As we watch the world sink into a sea of COVID-19 induced chaos, the global financial markets are feeling the panic. The $SPX (SP500 Index) dropped by 37% in 34 days — the fastest and most violent sell-off in US stock market history, erasing all the gains dating back to August 2016 (yes, that’s nearly 4 years of stock market gains).
To combat the financial destruction, the US federal government and central bank have been throwing all means of “last resort” measures at the wall, hoping one of them will stick and steady the ship. On March 15th, the Federal Reserve cut interest rates from an already low 1.25% to near-zero to stimulate borrowing, but the stock market did not respond. Now, a week later, the Fed decided to blatantly announce that they will undertake “infinite QE” (quantitative easing) measures if necessary, to bail out large businesses and state programs.
Now, we all knew that the Fed and government have the power to print unlimited amounts of money at the will of a few people. But to see them so blatantly abuse this flawed system and so openly admit it — that’s something new.
The government and central bank are literally admitting that they are in full control of the supply of money in our system, and they can decide how much new money is added into circulation at any time.
What’s the point of this? The point is, the amount of money you have worked so hard over the years to save in your 0% interest savings account or in cash under the mattress are going to be worth less and less by the day. Infinite money printing is a temporary band-aid that saves some large businesses from bankruptcy, but it is a core part of the problem and will only worsen things in the long run, as it further induces the Cantillon Effect.

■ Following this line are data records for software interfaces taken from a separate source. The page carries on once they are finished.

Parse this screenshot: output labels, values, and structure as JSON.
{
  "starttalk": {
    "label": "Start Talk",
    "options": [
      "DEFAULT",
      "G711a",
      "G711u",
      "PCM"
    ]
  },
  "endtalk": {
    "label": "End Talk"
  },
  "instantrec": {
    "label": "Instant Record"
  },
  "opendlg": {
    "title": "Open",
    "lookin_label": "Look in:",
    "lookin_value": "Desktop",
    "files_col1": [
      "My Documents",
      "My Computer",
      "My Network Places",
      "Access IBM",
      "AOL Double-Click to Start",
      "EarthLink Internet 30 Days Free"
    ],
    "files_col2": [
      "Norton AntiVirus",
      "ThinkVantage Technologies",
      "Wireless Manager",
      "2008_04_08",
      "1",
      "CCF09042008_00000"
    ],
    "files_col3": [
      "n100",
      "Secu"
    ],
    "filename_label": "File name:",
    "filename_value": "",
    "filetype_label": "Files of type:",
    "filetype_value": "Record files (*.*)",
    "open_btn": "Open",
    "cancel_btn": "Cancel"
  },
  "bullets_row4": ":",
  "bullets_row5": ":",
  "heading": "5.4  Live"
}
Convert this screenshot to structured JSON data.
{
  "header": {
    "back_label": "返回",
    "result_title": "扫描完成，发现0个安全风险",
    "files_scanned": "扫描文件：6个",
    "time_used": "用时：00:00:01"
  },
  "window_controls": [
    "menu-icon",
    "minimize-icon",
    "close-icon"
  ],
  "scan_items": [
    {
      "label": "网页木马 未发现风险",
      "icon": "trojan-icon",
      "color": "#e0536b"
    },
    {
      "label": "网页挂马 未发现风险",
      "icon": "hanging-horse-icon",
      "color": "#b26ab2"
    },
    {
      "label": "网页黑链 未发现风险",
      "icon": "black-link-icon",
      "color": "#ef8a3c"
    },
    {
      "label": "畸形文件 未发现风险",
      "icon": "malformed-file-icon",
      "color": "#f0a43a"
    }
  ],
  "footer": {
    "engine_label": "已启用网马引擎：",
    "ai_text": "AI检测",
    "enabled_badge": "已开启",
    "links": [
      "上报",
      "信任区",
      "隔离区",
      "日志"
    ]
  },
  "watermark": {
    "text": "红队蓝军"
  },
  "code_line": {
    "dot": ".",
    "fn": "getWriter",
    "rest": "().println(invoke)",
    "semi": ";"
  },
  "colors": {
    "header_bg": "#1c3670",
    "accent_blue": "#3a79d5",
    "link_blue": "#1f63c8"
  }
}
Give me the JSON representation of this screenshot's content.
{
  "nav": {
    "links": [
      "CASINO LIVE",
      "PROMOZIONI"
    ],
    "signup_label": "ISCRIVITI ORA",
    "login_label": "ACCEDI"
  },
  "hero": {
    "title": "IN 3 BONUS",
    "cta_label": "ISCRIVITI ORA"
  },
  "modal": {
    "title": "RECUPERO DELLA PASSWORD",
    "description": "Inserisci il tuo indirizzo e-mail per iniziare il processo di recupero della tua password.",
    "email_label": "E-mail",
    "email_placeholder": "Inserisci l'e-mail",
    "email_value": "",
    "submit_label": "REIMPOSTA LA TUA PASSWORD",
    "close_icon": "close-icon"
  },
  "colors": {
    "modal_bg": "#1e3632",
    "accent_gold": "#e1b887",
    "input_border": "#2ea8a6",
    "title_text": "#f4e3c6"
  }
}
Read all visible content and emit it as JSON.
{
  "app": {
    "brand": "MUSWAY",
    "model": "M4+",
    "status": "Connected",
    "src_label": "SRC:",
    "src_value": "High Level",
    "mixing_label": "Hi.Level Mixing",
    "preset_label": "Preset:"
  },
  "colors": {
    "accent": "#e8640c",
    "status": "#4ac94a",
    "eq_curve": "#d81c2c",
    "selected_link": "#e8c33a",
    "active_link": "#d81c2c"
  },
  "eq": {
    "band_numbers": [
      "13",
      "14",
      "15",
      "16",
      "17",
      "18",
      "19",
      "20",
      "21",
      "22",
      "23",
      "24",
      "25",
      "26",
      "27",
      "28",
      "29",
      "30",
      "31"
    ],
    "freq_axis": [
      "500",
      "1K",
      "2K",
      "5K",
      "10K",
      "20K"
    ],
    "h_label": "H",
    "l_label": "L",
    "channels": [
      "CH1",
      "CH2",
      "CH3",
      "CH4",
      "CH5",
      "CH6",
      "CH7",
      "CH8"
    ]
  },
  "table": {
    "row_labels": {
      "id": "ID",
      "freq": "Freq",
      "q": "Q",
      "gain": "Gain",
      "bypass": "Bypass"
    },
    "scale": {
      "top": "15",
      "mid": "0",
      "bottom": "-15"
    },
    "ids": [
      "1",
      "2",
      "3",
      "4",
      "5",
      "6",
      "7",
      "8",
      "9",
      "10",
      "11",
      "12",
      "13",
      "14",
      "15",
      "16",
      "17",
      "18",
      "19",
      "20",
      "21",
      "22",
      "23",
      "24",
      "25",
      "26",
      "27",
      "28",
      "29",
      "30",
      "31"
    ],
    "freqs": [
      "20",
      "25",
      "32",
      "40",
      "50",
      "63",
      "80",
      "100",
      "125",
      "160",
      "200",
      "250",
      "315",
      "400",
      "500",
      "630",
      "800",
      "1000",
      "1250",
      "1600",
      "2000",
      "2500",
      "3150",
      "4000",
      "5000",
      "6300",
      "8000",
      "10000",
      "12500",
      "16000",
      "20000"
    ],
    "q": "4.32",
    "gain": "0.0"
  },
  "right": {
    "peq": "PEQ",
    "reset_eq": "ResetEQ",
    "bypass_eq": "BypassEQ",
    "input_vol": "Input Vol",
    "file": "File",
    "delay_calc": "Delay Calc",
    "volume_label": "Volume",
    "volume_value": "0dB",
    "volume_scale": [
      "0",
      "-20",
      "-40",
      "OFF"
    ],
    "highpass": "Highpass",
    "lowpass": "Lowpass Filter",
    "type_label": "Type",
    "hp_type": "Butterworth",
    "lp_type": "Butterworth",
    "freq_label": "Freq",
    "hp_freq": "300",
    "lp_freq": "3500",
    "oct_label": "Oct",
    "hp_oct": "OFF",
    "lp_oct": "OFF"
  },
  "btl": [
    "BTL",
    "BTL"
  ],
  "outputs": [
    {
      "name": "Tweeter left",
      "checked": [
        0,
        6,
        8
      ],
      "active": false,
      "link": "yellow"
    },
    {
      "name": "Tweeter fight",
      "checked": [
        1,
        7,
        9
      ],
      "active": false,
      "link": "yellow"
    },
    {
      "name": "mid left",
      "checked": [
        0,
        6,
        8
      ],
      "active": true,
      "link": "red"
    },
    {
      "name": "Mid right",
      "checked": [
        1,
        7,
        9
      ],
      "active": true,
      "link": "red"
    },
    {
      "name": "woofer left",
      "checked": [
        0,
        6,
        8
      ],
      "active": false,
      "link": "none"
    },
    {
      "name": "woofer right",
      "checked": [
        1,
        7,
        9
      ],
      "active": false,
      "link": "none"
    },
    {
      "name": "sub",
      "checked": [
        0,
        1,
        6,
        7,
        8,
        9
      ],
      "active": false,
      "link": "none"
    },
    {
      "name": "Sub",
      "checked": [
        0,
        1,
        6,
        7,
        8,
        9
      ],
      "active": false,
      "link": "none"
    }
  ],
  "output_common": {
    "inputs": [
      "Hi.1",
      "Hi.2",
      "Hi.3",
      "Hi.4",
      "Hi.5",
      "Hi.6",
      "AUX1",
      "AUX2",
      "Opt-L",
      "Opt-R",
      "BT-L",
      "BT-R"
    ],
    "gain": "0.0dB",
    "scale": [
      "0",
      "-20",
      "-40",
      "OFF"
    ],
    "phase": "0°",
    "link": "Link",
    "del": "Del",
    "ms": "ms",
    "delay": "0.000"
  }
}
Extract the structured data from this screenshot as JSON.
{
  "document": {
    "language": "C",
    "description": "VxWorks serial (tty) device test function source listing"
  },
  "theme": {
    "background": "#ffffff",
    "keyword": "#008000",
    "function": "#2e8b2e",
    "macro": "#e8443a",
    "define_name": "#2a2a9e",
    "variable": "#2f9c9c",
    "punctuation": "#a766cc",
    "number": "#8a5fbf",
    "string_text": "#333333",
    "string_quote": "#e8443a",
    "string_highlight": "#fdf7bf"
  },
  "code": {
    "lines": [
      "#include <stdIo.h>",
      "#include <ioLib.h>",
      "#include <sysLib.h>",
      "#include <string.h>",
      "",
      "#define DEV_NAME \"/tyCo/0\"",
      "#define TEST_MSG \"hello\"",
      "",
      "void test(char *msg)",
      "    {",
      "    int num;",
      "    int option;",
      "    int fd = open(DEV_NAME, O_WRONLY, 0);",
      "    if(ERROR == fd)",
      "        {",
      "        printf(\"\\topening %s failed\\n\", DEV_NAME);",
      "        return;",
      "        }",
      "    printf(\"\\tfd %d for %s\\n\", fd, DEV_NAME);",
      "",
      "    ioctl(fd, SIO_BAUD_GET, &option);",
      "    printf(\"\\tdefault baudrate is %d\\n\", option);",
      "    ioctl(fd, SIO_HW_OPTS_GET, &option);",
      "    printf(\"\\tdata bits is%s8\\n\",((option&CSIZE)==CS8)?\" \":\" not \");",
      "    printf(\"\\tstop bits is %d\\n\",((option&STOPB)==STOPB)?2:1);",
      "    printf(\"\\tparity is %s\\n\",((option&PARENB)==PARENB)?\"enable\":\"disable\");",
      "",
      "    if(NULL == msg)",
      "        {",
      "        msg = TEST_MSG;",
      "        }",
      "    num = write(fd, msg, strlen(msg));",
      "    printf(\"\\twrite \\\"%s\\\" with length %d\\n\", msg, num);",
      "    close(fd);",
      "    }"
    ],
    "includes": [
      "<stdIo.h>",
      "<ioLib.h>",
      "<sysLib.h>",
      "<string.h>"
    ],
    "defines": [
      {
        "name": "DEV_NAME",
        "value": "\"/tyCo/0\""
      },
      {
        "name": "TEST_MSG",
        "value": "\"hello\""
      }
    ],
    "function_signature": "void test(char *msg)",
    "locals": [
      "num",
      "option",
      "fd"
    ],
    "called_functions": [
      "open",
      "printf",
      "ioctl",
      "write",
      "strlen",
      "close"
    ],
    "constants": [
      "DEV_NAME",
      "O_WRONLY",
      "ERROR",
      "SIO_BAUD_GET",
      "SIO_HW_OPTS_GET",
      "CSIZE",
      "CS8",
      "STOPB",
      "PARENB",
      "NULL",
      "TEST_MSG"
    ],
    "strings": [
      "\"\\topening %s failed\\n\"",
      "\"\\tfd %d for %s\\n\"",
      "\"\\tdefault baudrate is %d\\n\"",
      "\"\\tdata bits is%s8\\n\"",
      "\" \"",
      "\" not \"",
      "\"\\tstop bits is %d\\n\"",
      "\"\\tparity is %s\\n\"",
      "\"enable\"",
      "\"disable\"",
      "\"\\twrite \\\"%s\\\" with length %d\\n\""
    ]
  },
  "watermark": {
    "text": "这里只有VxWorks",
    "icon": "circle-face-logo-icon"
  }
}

The Cantillon Effect basically means that whenever a large amount of money is added to the system and causes inflation, the effects are not equally distributed. The big fish at the top of the food chain (government, politicians, high net worth individuals) will always get the bulk supply of that new money, in the form of inflated assets which they own. The average middle class citizen or lower class worker are getting nearly none of that new money supply as wages do not increase in tough times, and bear the brunt of pain on inflated costs of goods, services, and assets. In other words, in such a system, the rich gets richer much faster and the poor get poorer much faster — a recipe for eventual populism and social unrest.
To delay this inevitable future, the government is now considering Universal Basic Income (UBI) — more “free money” which is given to every citizen. While UBI is nice for helping those desperately in need during tough times (e.g. unemployment due to COVID-19 crisis), it will inevitably crush the Dollar’s value even more — leading to widespread inflation on the consumer level. The effects of this will be more universal and more crushing, as rampant inflation will affect daily consumer items and not just the large and expensive assets at the top. Also, let’s not forget that the majority of Americans do not even have more than one month’s living expenses in savings — how can we expect them to save/invest money that they got for free?
Another problem comes along with unlimited money printing. People are now starting to wonder — if the government can create infinite supplies of money for themselves and for big companies like Boeing, then why do we need to pay taxes? A very valid point, if you ask me.
Politicians and mainstream media always give money printing cute names like “quantitative easing” or “monetary stimulation,” but that’s no longer enough to hide its ugly horns. This week the United States made a potentially monumental move in announcing their unhinged ability to print money, and this is the official signal of the nation transitioning from capitalism to socialism. Very interesting (and potentially troubling) decade ahead.